It was named in the 12th century as barram de Bootham, meaning bar at the booths, after the nearby market booths.

York has, since Roman times, been defended by walls of one form or another.

To this day, substantial portions of the walls remain, and York has more miles of intact wall than any other city in England.

This originally ran up to the castle walls, with a postern on Tower Street.

Beyond the Ouse, the walls resume at Skeldergate, where there was once another postern.

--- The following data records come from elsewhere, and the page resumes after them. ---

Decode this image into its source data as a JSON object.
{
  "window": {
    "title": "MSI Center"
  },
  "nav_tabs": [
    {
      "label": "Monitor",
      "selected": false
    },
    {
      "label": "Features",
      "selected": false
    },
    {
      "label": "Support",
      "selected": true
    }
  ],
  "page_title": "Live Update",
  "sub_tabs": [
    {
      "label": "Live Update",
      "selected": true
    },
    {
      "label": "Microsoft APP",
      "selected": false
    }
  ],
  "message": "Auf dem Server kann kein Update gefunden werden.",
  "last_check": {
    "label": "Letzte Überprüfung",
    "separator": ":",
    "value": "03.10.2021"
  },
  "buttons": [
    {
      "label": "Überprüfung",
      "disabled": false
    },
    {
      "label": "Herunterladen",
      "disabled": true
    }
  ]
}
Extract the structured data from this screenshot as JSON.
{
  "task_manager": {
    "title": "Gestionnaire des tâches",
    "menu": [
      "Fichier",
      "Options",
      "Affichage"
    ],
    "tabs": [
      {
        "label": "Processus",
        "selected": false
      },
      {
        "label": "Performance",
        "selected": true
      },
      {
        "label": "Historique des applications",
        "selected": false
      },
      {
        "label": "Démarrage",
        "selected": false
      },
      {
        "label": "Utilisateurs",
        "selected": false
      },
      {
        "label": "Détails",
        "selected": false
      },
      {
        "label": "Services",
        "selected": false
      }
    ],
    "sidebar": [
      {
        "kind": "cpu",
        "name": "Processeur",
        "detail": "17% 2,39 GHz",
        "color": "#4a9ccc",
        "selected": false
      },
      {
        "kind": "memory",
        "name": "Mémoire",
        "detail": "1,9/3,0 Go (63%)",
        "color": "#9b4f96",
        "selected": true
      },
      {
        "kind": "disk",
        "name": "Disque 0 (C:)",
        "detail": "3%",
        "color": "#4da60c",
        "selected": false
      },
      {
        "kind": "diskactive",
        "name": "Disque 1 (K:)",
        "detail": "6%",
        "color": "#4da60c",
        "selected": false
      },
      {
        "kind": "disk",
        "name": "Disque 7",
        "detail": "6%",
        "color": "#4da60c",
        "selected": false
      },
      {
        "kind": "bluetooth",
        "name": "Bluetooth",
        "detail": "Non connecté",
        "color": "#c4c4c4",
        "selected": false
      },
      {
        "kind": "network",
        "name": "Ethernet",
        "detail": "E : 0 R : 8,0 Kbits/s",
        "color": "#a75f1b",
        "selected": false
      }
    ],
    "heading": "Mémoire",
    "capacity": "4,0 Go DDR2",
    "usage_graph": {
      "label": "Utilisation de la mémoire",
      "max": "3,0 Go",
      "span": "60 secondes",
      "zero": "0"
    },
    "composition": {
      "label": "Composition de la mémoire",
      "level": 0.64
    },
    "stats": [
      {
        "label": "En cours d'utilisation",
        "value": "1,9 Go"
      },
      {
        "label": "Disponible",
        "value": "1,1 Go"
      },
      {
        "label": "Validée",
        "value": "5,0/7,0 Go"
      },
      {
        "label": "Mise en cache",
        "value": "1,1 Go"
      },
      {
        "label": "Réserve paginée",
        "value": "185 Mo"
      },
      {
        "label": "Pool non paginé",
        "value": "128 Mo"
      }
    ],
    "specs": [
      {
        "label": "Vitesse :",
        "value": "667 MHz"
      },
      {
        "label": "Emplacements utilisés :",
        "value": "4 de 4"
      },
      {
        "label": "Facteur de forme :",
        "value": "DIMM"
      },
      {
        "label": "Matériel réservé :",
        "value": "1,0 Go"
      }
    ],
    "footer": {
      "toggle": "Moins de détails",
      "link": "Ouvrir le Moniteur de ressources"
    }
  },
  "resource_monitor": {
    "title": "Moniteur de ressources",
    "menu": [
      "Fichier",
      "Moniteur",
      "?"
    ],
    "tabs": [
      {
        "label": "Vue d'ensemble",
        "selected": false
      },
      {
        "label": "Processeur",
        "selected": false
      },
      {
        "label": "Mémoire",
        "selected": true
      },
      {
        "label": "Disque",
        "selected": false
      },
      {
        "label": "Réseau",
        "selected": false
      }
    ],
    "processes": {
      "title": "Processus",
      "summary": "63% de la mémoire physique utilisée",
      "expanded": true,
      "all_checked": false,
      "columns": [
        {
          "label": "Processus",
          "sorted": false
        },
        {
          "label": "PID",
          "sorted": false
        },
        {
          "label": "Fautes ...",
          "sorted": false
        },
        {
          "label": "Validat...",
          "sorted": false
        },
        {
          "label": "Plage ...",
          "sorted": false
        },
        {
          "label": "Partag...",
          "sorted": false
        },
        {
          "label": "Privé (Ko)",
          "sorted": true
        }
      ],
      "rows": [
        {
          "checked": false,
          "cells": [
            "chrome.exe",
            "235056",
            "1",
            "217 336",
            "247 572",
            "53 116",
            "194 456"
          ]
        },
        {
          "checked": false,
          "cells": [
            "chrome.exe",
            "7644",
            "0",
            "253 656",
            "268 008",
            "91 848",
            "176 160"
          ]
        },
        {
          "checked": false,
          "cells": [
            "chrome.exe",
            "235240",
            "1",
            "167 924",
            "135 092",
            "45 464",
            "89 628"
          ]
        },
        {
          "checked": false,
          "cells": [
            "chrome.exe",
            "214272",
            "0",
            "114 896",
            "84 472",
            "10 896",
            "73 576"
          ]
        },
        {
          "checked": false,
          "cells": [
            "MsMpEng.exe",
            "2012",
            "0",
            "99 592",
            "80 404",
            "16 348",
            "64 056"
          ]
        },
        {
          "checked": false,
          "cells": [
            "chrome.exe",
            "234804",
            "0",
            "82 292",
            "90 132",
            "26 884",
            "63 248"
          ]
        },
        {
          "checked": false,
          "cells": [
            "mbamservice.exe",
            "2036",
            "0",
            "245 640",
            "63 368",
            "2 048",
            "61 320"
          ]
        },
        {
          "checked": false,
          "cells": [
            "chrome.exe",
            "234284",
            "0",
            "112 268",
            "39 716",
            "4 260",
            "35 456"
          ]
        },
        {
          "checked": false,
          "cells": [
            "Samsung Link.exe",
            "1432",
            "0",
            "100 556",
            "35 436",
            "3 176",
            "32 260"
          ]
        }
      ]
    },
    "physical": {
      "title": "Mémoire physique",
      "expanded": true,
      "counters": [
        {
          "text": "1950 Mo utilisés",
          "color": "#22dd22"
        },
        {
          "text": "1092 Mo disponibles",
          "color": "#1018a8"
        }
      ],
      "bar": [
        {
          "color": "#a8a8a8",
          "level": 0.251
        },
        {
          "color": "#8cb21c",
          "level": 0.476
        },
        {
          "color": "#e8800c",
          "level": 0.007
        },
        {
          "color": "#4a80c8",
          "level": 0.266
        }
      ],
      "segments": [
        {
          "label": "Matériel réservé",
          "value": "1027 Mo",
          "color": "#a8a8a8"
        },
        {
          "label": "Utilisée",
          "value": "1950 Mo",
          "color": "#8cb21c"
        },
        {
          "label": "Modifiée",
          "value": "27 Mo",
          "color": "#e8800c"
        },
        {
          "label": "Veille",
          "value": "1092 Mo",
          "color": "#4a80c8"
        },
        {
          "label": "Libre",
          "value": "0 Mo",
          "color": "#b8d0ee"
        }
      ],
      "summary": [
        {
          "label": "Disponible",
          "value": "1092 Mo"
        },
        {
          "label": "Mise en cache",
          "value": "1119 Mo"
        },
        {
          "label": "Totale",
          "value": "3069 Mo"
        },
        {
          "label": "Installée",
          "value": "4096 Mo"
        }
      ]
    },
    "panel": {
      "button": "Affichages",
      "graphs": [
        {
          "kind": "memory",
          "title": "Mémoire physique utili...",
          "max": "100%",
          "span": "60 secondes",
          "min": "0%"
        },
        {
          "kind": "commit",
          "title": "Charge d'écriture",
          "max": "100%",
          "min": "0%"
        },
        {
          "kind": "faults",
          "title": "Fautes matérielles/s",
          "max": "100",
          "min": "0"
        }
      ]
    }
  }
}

It has ten sides, based on a regular fourteen-sided figure designed so that a circle through the internal angles of the internal face is tangential to the curve.